Saved data entries:
BEGIN

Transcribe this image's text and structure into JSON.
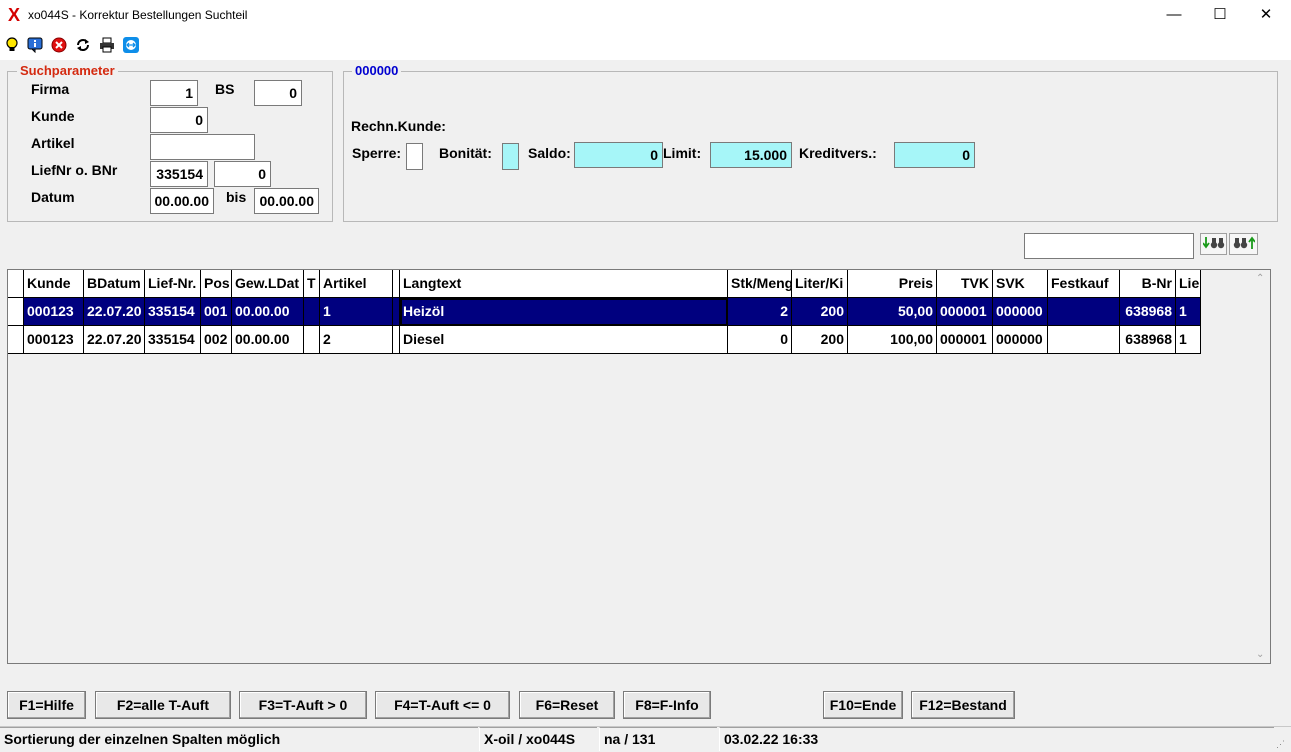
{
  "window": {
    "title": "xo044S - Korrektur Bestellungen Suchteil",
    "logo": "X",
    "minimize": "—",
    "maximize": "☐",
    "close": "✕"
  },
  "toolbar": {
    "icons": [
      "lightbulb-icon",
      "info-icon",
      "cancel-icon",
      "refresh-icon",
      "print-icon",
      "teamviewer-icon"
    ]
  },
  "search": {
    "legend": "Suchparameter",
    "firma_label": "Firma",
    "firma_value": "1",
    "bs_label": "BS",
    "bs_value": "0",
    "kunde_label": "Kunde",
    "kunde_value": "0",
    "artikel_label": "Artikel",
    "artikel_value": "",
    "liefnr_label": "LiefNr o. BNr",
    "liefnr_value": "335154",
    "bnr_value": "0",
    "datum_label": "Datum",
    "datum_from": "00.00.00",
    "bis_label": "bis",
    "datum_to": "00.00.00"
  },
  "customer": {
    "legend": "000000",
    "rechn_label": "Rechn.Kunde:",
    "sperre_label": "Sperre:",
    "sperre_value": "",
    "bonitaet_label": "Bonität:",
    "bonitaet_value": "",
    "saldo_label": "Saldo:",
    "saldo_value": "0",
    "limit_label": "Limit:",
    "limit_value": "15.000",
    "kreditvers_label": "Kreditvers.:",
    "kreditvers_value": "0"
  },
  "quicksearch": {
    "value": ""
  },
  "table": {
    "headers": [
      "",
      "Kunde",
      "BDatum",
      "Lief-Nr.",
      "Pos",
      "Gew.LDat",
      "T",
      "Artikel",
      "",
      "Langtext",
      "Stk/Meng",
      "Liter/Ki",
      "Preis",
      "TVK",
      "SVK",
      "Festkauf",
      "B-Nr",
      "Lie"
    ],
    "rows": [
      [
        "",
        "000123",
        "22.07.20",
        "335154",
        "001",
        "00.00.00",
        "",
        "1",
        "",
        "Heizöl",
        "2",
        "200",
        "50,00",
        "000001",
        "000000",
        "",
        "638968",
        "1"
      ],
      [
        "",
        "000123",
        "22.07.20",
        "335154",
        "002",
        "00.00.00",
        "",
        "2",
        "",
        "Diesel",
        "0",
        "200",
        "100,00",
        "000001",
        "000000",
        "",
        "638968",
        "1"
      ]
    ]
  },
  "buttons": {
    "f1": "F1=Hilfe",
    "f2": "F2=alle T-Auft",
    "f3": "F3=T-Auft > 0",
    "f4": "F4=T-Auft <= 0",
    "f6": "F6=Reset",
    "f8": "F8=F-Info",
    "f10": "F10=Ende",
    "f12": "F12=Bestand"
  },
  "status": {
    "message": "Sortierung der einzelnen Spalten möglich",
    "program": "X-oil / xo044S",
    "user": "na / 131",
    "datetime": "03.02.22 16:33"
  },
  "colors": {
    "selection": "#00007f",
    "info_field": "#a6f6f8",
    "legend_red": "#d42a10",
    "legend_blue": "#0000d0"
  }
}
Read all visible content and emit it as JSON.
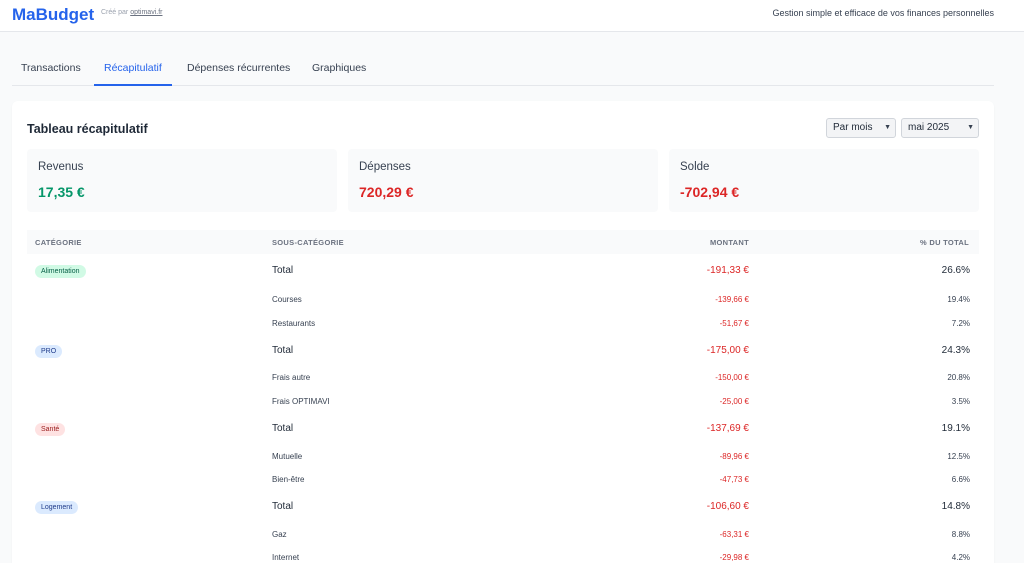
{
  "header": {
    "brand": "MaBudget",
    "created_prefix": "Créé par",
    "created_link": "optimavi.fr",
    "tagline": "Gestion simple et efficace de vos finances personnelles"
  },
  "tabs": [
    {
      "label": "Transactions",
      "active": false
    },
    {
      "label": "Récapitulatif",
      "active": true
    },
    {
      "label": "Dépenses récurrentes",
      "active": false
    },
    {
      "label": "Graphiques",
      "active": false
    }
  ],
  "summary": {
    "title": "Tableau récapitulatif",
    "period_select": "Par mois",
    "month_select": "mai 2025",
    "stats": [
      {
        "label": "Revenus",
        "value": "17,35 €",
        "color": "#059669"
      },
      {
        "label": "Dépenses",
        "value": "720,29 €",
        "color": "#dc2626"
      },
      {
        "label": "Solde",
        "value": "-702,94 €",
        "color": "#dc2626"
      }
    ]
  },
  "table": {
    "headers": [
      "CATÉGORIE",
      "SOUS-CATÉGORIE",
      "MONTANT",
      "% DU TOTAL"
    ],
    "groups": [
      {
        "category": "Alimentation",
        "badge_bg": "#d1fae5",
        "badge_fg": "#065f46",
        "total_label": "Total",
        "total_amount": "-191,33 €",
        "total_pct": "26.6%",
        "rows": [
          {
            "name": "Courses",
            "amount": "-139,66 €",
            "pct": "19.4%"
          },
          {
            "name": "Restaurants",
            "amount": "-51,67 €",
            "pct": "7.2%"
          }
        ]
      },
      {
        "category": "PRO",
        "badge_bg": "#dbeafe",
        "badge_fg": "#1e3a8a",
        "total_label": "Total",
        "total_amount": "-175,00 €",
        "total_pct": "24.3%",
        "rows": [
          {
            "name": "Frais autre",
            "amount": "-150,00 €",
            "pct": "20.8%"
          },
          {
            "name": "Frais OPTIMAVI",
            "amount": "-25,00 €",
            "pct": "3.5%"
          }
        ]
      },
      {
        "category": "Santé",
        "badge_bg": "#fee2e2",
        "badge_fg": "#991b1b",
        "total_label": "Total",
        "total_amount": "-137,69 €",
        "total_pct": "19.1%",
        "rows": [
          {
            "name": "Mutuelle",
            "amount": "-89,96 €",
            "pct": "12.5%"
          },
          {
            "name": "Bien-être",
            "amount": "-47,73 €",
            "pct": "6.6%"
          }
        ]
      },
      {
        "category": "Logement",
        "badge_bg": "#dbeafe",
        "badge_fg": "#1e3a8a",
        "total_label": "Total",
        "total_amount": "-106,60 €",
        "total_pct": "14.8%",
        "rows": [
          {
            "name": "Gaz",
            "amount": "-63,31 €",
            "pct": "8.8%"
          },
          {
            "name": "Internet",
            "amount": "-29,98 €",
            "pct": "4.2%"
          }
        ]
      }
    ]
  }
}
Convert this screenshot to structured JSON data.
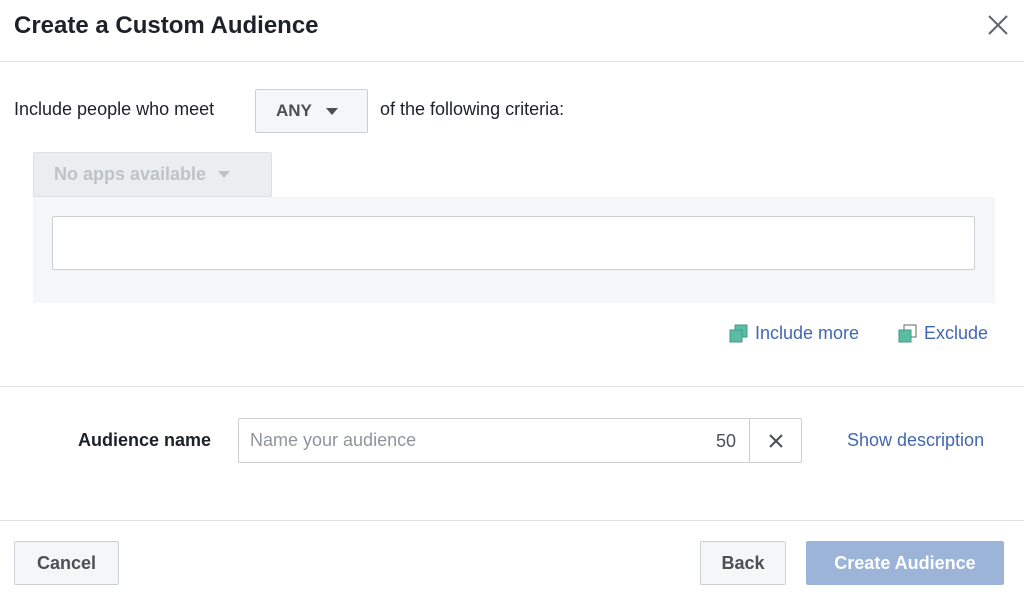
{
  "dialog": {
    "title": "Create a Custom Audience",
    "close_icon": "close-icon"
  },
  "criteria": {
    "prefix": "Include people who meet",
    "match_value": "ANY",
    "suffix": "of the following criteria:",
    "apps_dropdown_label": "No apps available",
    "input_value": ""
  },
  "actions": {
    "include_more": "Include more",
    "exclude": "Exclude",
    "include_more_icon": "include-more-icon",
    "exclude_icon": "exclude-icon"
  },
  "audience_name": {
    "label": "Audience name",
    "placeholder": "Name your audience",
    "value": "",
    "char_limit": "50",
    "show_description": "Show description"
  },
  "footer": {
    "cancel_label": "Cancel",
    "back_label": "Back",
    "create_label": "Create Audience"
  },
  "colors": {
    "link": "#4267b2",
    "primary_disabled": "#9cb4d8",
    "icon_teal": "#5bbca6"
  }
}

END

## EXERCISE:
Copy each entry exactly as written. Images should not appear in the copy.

## TASK ANSWER:
Transcribe this image's text and structure into JSON.
{
  "window": {
    "title": "xo044S - Korrektur Bestellungen Suchteil",
    "logo": "X",
    "minimize": "—",
    "maximize": "☐",
    "close": "✕"
  },
  "toolbar": {
    "icons": [
      "lightbulb-icon",
      "info-icon",
      "cancel-icon",
      "refresh-icon",
      "print-icon",
      "teamviewer-icon"
    ]
  },
  "search": {
    "legend": "Suchparameter",
    "firma_label": "Firma",
    "firma_value": "1",
    "bs_label": "BS",
    "bs_value": "0",
    "kunde_label": "Kunde",
    "kunde_value": "0",
    "artikel_label": "Artikel",
    "artikel_value": "",
    "liefnr_label": "LiefNr o. BNr",
    "liefnr_value": "335154",
    "bnr_value": "0",
    "datum_label": "Datum",
    "datum_from": "00.00.00",
    "bis_label": "bis",
    "datum_to": "00.00.00"
  },
  "customer": {
    "legend": "000000",
    "rechn_label": "Rechn.Kunde:",
    "sperre_label": "Sperre:",
    "sperre_value": "",
    "bonitaet_label": "Bonität:",
    "bonitaet_value": "",
    "saldo_label": "Saldo:",
    "saldo_value": "0",
    "limit_label": "Limit:",
    "limit_value": "15.000",
    "kreditvers_label": "Kreditvers.:",
    "kreditvers_value": "0"
  },
  "quicksearch": {
    "value": ""
  },
  "table": {
    "headers": [
      "",
      "Kunde",
      "BDatum",
      "Lief-Nr.",
      "Pos",
      "Gew.LDat",
      "T",
      "Artikel",
      "",
      "Langtext",
      "Stk/Meng",
      "Liter/Ki",
      "Preis",
      "TVK",
      "SVK",
      "Festkauf",
      "B-Nr",
      "Lie"
    ],
    "rows": [
      [
        "",
        "000123",
        "22.07.20",
        "335154",
        "001",
        "00.00.00",
        "",
        "1",
        "",
        "Heizöl",
        "2",
        "200",
        "50,00",
        "000001",
        "000000",
        "",
        "638968",
        "1"
      ],
      [
        "",
        "000123",
        "22.07.20",
        "335154",
        "002",
        "00.00.00",
        "",
        "2",
        "",
        "Diesel",
        "0",
        "200",
        "100,00",
        "000001",
        "000000",
        "",
        "638968",
        "1"
      ]
    ]
  },
  "buttons": {
    "f1": "F1=Hilfe",
    "f2": "F2=alle T-Auft",
    "f3": "F3=T-Auft > 0",
    "f4": "F4=T-Auft <= 0",
    "f6": "F6=Reset",
    "f8": "F8=F-Info",
    "f10": "F10=Ende",
    "f12": "F12=Bestand"
  },
  "status": {
    "message": "Sortierung der einzelnen Spalten möglich",
    "program": "X-oil / xo044S",
    "user": "na / 131",
    "datetime": "03.02.22 16:33"
  },
  "colors": {
    "selection": "#00007f",
    "info_field": "#a6f6f8",
    "legend_red": "#d42a10",
    "legend_blue": "#0000d0"
  }
}
Read all visible content and emit it as JSON.
{
  "header": {
    "brand": "MaBudget",
    "created_prefix": "Créé par",
    "created_link": "optimavi.fr",
    "tagline": "Gestion simple et efficace de vos finances personnelles"
  },
  "tabs": [
    {
      "label": "Transactions",
      "active": false
    },
    {
      "label": "Récapitulatif",
      "active": true
    },
    {
      "label": "Dépenses récurrentes",
      "active": false
    },
    {
      "label": "Graphiques",
      "active": false
    }
  ],
  "summary": {
    "title": "Tableau récapitulatif",
    "period_select": "Par mois",
    "month_select": "mai 2025",
    "stats": [
      {
        "label": "Revenus",
        "value": "17,35 €",
        "color": "#059669"
      },
      {
        "label": "Dépenses",
        "value": "720,29 €",
        "color": "#dc2626"
      },
      {
        "label": "Solde",
        "value": "-702,94 €",
        "color": "#dc2626"
      }
    ]
  },
  "table": {
    "headers": [
      "CATÉGORIE",
      "SOUS-CATÉGORIE",
      "MONTANT",
      "% DU TOTAL"
    ],
    "groups": [
      {
        "category": "Alimentation",
        "badge_bg": "#d1fae5",
        "badge_fg": "#065f46",
        "total_label": "Total",
        "total_amount": "-191,33 €",
        "total_pct": "26.6%",
        "rows": [
          {
            "name": "Courses",
            "amount": "-139,66 €",
            "pct": "19.4%"
          },
          {
            "name": "Restaurants",
            "amount": "-51,67 €",
            "pct": "7.2%"
          }
        ]
      },
      {
        "category": "PRO",
        "badge_bg": "#dbeafe",
        "badge_fg": "#1e3a8a",
        "total_label": "Total",
        "total_amount": "-175,00 €",
        "total_pct": "24.3%",
        "rows": [
          {
            "name": "Frais autre",
            "amount": "-150,00 €",
            "pct": "20.8%"
          },
          {
            "name": "Frais OPTIMAVI",
            "amount": "-25,00 €",
            "pct": "3.5%"
          }
        ]
      },
      {
        "category": "Santé",
        "badge_bg": "#fee2e2",
        "badge_fg": "#991b1b",
        "total_label": "Total",
        "total_amount": "-137,69 €",
        "total_pct": "19.1%",
        "rows": [
          {
            "name": "Mutuelle",
            "amount": "-89,96 €",
            "pct": "12.5%"
          },
          {
            "name": "Bien-être",
            "amount": "-47,73 €",
            "pct": "6.6%"
          }
        ]
      },
      {
        "category": "Logement",
        "badge_bg": "#dbeafe",
        "badge_fg": "#1e3a8a",
        "total_label": "Total",
        "total_amount": "-106,60 €",
        "total_pct": "14.8%",
        "rows": [
          {
            "name": "Gaz",
            "amount": "-63,31 €",
            "pct": "8.8%"
          },
          {
            "name": "Internet",
            "amount": "-29,98 €",
            "pct": "4.2%"
          }
        ]
      }
    ]
  }
}
Convert this screenshot to structured JSON data.
{
  "dialog": {
    "title": "Create a Custom Audience",
    "close_icon": "close-icon"
  },
  "criteria": {
    "prefix": "Include people who meet",
    "match_value": "ANY",
    "suffix": "of the following criteria:",
    "apps_dropdown_label": "No apps available",
    "input_value": ""
  },
  "actions": {
    "include_more": "Include more",
    "exclude": "Exclude",
    "include_more_icon": "include-more-icon",
    "exclude_icon": "exclude-icon"
  },
  "audience_name": {
    "label": "Audience name",
    "placeholder": "Name your audience",
    "value": "",
    "char_limit": "50",
    "show_description": "Show description"
  },
  "footer": {
    "cancel_label": "Cancel",
    "back_label": "Back",
    "create_label": "Create Audience"
  },
  "colors": {
    "link": "#4267b2",
    "primary_disabled": "#9cb4d8",
    "icon_teal": "#5bbca6"
  }
}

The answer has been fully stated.